Blocked culverts may have caused flood

Blocked culverts may have caused flood

BLOCKED culverts in Pionierspark Extension 1 may have contributed to the flooding of the Arebbusch River near the Acacia area last Friday, causing damage to a number of properties.

Ongoing hydrological surveys by the Department of Water Affairs this week have revealed that the water in a channel running from Pionierspark Extension 1 to Tauben Glen, where it meets the Arebbusch River, was obstructed and this might have caused water to dam up along the way and flood the river.

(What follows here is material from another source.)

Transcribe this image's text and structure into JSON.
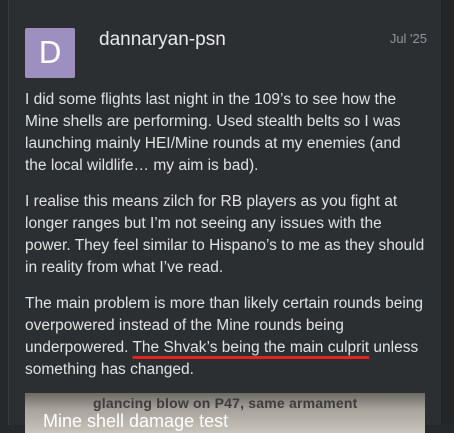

The Namibian yesterday followed the course of the water flow with Deputy Director of Hydrology Guido van Langenhove and saw that culverts under Scheppmann Road near the Windhoek International School prohibited the free flow of water overflowing from the Van Rhijn Dam.The Van Rhijn Dam lies in a channel running between houses in Pionierspark.Here the overflow caused damage to property in the Eagle Rock complex on one side of the channel.As the water flowed down the channel towards Scheppmann Street, it appears that water and debris dammed up at the three blocked culverts beneath the road, all of which had grates in front of them.Eventually the water did manage to break through the grates and cut a path through the large mound of sand that blocked one of the culverts on one end.The watermarks where the blockages were breached are still visible at this point.It is unclear why these culverts had grates in front of them – presumably to prevent public access to the Van Rhijn Dam.Further down the channel near Concordia College, the wave of water met another obstacle – a huge sand embankment and a fence.This swell of water met an already raging Arebbusch River in Hochland Park.According to Van Langenhove, depending on the exact timing, this might have contributed to the flood further downriver in Acacia.In Acacia, the river passed by houses it flooded two years ago, just making its way under the bridge entering the development where concrete walls protect the houses.But as the river narrowed around a bend lower down, it burst its banks, knocking down pre-cast walls and entering more than 30 properties.In more than half of these cases, the water went right through people’s homes.The hydrology department is still working on estimated values for the flows after measuring the flood lines in certain areas yesterday.However, Van Langenhove stands by his observations earlier this week, that Friday’s flood was less severe than that of 2004.Flood marks at the bridge in Moses Garoeb Street just downstream from Acacia have already proven to be lower than those of two years ago.It is yet to be determined whether these findings are consistent with those of the Windhoek Municipality.City Spokesperson Liz Sibindi said yesterday the City would only complete its assessment of the floods and the damages next week, when all staff are back in office.The Namibian yesterday followed the course of the water flow with Deputy Director of Hydrology Guido van Langenhove and saw that culverts under Scheppmann Road near the Windhoek International School prohibited the free flow of water overflowing from the Van Rhijn Dam.The Van Rhijn Dam lies in a channel running between houses in Pionierspark.Here the overflow caused damage to property in the Eagle Rock complex on one side of the channel.As the water flowed down the channel towards Scheppmann Street, it appears that water and debris dammed up at the three blocked culverts beneath the road, all of which had grates in front of them.Eventually the water did manage to break through the grates and cut a path through the large mound of sand that blocked one of the culverts on one end.The watermarks where the blockages were breached are still visible at this point.It is unclear why these culverts had grates in front of them – presumably to prevent public access to the Van Rhijn Dam.Further down the channel near Concordia College, the wave of water met another obstacle – a huge sand embankment and a fence.This swell of water met an already raging Arebbusch River in Hochland Park.According to Van Langenhove, depending on the exact timing, this might have contributed to the flood further downriver in Acacia.In Acacia, the river passed by houses it flooded two years ago, just making its way under the bridge entering the development where concrete walls protect the houses.But as the river narrowed around a bend lower down, it burst its banks, knocking down pre-cast walls and entering more than 30 properties.In more than half of these cases, the water went right through people’s homes.The hydrology department is still working on estimated values for the flows after measuring the flood lines in certain areas yesterday.However, Van Langenhove stands by his observations earlier this week, that Friday’s flood was less severe than that of 2004.Flood marks at the bridge in Moses Garoeb Street just downstream from Acacia have already proven to be lower than those of two years ago.It is yet to be determined whether these findings are consistent with those of the Windhoek Municipality.City Spokesperson Liz Sibindi said yesterday the City would only complete its assessment of the floods and the damages next week, when all staff are back in office.

Stay informed with The Namibian – your source for credible journalism. Get in-depth reporting and opinions for only N$85 a month. Invest in journalism, invest in democracy –
Subscribe Now!

Latest News